Join Dave Darlington for an in-depth discussion in this video Laying down the bass, part of Mixing a Modern Jazz Track.
Ok so we've got our drums rocking, it's time to add a little bottom with the bass. We've got two bass tracks because, the bassist put this solo on the, another track probably so he could do a number of takes or maybe edit his takes together. But let's work on the, main bass first. Let's listen to it in solo. It's a directly tracked bass guitar, just plugged it into a good preamp. The first thing I would do. Would be to give it a little air. With an amp. So since it's a, kind of a direct sound anyway, we don't want to really overdrive it too much, but we just want to add a little, oomph.
Maybe a little cut like that. I might experiment with cabinets just to see what. Very interesting different colors. Something like that sounds really good. Let's add a little compression. Start with, maybe Unity. This is a volume-dependent compressor. Hm. So the level is very low, so we're not really hitting the compressor too hard, but. We have it in line, and if he hits anything that's really loud, it'll just, roll of some of those attacks.
Oh, that's too much output. As you can see. Yeah, it's definitely working. There we go. So I'm just going to try to do one or two DBs. And then watch my output. A lot. Okay, now we're compressing just a little bit, but we're not, really changing the sound too much. We don't want to do that. And you can see how it sits right on top of the drums. You can clearly hear all his, articulations. And when we get the rest of the band in, we'll tweak that level, so we have a nice bottom and clarity, but we're not taking up too much area. In the lower mid range, we want to just really be careful about the output.
So we don't clip. And check the master every once in a while to make sure we're not, clipping here. That sounds pretty good. Let's move over to his solo. Which looks like, a little hotter. So the same bass but he's playing in a higher register. So maybe the same stuff will work. That's where we're getting a lot of our level I, I now realize. And don't be afraid to go back and correct your mistakes. That happens to me all the time. Where, I didn't realize something, because I was focused on something else and I, just moved this.
Amp over and I saw that with a hotter signal, the output was way too hot, here. So now that makes me think, well, maybe I should go back, and maybe that's why the compressor was acting so strongly, here. Because maybe the guitar amp is a little bit, too loud. And, I can see that, my instincts were kind of right, although I'm not really clipping, but it probably wouldn't hurt, to just give myself a little head room here. And that'll lighten up on the compressor too, so that's a win win all the way around.
And after you discover things like that, then you assess the sonic repercussions.

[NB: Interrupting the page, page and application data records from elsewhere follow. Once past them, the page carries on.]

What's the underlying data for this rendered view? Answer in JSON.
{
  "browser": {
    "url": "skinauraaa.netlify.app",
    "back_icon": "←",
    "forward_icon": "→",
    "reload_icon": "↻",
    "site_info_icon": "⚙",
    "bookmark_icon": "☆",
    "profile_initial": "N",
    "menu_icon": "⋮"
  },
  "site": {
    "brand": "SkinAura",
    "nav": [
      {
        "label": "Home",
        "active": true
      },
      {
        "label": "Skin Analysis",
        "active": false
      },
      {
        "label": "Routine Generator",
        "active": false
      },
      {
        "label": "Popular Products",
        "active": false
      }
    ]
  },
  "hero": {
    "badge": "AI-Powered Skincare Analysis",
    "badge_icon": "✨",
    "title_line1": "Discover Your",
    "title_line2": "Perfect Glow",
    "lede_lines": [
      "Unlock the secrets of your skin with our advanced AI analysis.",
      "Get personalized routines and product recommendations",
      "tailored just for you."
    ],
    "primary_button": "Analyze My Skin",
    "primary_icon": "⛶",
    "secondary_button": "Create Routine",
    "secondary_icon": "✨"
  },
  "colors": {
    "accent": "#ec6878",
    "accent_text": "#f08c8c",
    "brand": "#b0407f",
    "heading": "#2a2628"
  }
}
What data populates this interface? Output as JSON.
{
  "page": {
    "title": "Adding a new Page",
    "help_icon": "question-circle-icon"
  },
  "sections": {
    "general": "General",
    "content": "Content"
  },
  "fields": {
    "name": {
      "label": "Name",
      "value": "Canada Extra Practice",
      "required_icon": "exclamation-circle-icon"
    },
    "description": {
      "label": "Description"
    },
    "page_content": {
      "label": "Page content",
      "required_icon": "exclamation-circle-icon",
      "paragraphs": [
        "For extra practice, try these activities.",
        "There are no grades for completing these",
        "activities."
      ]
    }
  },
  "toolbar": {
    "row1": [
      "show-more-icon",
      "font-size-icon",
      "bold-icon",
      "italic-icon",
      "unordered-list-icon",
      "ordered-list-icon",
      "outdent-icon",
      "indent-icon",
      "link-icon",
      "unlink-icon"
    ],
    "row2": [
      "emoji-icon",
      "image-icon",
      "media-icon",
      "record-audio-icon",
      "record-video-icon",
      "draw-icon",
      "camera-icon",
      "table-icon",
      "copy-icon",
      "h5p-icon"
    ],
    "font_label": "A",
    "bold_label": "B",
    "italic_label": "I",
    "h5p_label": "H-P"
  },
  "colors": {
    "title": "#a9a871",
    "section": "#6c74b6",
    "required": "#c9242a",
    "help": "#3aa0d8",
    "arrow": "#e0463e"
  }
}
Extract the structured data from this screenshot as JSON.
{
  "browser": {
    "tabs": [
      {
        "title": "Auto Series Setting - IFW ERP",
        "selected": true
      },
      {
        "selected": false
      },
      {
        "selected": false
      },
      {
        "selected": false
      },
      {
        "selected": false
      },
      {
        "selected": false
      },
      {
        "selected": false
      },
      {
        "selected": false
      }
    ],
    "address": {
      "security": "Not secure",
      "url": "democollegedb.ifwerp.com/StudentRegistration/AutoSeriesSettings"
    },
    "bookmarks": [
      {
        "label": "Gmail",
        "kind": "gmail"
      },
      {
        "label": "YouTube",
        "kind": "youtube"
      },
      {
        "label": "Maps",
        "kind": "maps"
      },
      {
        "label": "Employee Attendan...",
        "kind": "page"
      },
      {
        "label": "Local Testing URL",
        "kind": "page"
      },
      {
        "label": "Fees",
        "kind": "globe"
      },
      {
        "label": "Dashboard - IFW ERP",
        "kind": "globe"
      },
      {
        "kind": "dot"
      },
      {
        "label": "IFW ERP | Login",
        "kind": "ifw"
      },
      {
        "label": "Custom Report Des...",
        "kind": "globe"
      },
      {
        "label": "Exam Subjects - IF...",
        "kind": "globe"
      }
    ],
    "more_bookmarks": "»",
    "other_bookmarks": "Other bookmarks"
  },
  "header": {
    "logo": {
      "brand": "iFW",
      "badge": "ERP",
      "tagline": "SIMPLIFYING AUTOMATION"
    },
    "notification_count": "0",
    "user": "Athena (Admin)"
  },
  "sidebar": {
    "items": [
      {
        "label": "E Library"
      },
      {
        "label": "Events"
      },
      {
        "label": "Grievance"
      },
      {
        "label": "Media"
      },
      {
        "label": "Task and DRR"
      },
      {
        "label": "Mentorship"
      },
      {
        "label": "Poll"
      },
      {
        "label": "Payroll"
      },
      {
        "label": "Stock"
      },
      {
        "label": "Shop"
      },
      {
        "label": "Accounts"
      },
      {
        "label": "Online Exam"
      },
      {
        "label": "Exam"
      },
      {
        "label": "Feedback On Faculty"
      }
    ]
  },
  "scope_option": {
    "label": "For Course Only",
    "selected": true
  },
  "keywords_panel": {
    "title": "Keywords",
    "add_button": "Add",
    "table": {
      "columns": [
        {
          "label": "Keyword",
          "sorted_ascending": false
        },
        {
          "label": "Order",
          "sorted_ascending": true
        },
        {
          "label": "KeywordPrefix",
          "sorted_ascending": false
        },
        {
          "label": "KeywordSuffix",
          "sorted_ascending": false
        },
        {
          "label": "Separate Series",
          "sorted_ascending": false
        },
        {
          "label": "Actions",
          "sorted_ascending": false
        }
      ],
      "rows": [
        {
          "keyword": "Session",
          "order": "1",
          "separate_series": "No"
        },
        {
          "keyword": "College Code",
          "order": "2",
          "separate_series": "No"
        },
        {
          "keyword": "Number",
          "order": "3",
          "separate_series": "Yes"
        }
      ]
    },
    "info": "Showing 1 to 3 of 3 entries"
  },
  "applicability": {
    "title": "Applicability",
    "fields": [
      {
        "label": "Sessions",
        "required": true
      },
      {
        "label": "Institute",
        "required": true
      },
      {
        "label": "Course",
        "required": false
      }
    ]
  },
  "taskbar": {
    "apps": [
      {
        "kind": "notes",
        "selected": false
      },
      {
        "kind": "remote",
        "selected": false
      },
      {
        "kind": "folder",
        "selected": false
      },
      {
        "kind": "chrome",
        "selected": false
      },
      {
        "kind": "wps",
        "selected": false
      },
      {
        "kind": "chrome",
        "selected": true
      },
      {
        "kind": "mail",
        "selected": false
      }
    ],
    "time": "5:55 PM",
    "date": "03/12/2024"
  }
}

So now we basically got the same amp, and the same bass. I might, drag the compressor and read it here in his loud stuff. 'Kay, a little strong, and a little, crunchy. That's probably this drive. Now a solo like this, if you've got all day to mix, you could go through, work in Slip mode so you're not locked to a granny note. You could start doing things like this to shape, the volume contour.
This is pretty work intensive, so. Something fast and, note intensive like this is going to take a long time to really go through that. Although it would definitely sound good when it's done and you'd have to, check your work in and out of solo. But there's a really great plug-in called Bass Rider, which can help you even it out. This is the range of how loud and soft it would be, so we want to keep it in a pretty narrow range, and this is the target volume, so let's just. So that you can see Bass Rider, which has a very few quick settings.

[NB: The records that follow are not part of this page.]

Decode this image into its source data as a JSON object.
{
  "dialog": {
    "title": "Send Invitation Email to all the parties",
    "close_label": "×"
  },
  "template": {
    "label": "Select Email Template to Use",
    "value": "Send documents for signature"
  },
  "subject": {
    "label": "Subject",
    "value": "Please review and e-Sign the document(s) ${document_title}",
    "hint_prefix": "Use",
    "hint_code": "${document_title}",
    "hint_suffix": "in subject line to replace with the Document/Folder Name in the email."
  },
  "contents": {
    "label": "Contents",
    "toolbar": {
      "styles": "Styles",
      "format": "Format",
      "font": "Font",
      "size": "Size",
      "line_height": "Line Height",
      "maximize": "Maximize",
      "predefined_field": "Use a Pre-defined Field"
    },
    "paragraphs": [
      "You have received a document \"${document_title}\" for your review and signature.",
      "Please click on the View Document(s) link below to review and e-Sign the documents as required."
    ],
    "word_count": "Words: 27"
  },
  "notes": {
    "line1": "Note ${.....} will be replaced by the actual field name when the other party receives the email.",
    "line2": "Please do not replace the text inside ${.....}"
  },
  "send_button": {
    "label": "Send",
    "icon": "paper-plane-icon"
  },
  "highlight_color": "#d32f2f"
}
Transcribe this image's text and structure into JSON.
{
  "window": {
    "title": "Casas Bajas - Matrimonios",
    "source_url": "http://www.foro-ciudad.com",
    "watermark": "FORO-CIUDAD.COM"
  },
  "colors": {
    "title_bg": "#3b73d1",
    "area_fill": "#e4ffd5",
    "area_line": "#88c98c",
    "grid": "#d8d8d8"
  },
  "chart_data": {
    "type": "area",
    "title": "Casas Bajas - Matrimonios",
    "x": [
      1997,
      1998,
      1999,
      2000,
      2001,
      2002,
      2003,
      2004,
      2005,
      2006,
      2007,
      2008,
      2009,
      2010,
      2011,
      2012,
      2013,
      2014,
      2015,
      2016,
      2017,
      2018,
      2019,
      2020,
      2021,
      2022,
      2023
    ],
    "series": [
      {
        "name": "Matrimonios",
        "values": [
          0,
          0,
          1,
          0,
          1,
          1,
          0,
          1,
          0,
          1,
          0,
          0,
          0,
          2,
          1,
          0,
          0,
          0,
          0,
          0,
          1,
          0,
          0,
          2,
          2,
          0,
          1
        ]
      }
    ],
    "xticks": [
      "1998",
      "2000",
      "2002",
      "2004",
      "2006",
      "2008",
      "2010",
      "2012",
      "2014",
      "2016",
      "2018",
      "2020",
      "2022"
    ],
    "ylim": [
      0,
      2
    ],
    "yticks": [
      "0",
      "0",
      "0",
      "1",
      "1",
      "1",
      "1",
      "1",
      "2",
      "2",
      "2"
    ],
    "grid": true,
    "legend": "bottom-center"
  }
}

It's, doing a lot of our work for us. Now let's just, check the relative levels of the two bassists to make sure. He's going to come forward during his solo but it's not going to take over the world. We just want him to step a little bit downstage. Now since he's the soloist here, it's a little dry, so look I'm going to experiment with different. The room sounds kind of cool, let's try the plate. I kind of like that one. And there's no hard-and-fast rule about what kind of reverb might work on what things. There's, things that engineers have tried in the past that work, like room on a drum, or hall on a saxophone, but, there's plenty of room to experiment.
If anybody tells you that they always do the same thing on the same instrument, they're lying because, it would be the same mix every time. So, I tried the room, that actually works because it's short. The plate works better for me for my ear. I might maybe shorten it, a little bit. This is a fast tempo, so I'm just going to, go to the plate, and bring the time down. Which is also going to affect the snare drum, but I think that's okay because we don't want it to take up to much room. I have the plate here on the snare and toms. And now it's on the bass solo. Kind of gives them a little bit of a singing tone, a little bit of makeup for his big moment in the spotlight.
And we can see there's going to be backing, support tracks here, so we'll finesse that as we break things in. We'll keep doubling back and adjusting the work that we've done, based on the new information that we get when we add instruments. But I think, our bottom and foundation is sounding really tight and strong and it's time to bring in some, harmonic stuff.
This course features the song "Footprints" by Andy Galore. Find out more about Andy's music at andygalore.com.